Avantium, based near Amsterdam Sloterdijk (with a second lab at Amsterdam Science Park), developed the so-called Zambezi process (Gruter: ‘All our processes are named after rivers.’) which significantly reduces the water use. ‘Our innovation is that we can separate sugars from the hydrochloric acid without using any water, and lignin with just 20 percent of the water used in the standard Bergius process.’ In the Zambezi process, biomass is cascaded into three different streams: mixed sugars from the hemicellulose component in the biomass, glucose from the cellulose component and lignin, which has a very high energy content.

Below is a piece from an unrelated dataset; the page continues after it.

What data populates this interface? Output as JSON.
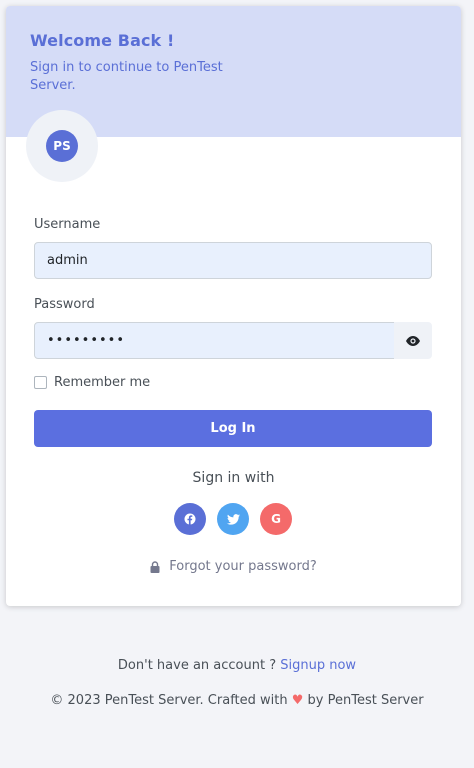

The mixed sugars can be used to produce bio-ethanol. Pure glucose is the most valued product, an important building block for organic chemistry. ‘Lignin can be burned in power plants, but might be used as a raw material in certain applications in the future.’

Pilot plant Dawn Technology

The new steps of the modified Bergius technology work on kilogram scale, and Avantium is now working towards a pilot plant which will process tons of biomass and produce mixed sugars, glucose and lignin for testing by potential partners. ‘This step shouldn’t be a major problem, as the Bergius technology has already been proven effective on a large scale. There’s a lot of Russian literature which we have had translated.’

The next step is our pilot plant in Delfzijl. This reference plant which will process 130,000 tons of dry woodchips, and can be expanded to 350,000 tons of dry biomass’, says Gruter. ‘There is an important chemical cluster there, with knowledge on using hydrochloric acid as well as a power plant which can use our lignin.’ Partners in this plant are chemical company AkzoNobel, power company RWE, Staatsbosbeheer (the Dutch Forestry Commission)

Other new technologies

The second new technology pioneered by Avantium is called the Mekong process, which produces ethylene glycol. Gruter: ‘Conversion of sugar to ethylene glycol now takes four steps, which makes it too costly. Our Mekong technology reduces this to one step.’ Development of this project is about one year behind the biorefinery. ‘Of course, the feedstock for Mekong is glucose – a product of our biorefinery!’

The third technology, electrochemical conversion of carbon dioxide, was acquired when Avantium bought the US company Liquid Light, a spin-out from Princeton University. ‘We have transferred their equipment and part of the staff to a facility at the Amsterdam Science Park and merged it with our own group working on electrochemical catalysis.’ The concept that is now being developed should produce an electrochemical cell which can convert carbon dioxide into formic acid and then oxalic acid, a di-acid that Avantium is investigating for polymer production.

As Avantium is not a production company, they are always on the lookout for partners to bring their technology to the market. With Chemport Europe partners we have a strong business case. Also, the port of Delfzijl and the overland connection to Germany helps us with imports and exports. But we are developing business cases for ten different sites, all over the world, where a biorefinery can be commercially viable.’

The same goes for the Mekong process and the electrochemical cells. ‘Our vision is to roll out our new, sustainable technology to produce 100 percent biobased and sustainable building blocks for polymers all over the world.’ The first step to a larger scale could very well be again supported by Chemport Europe.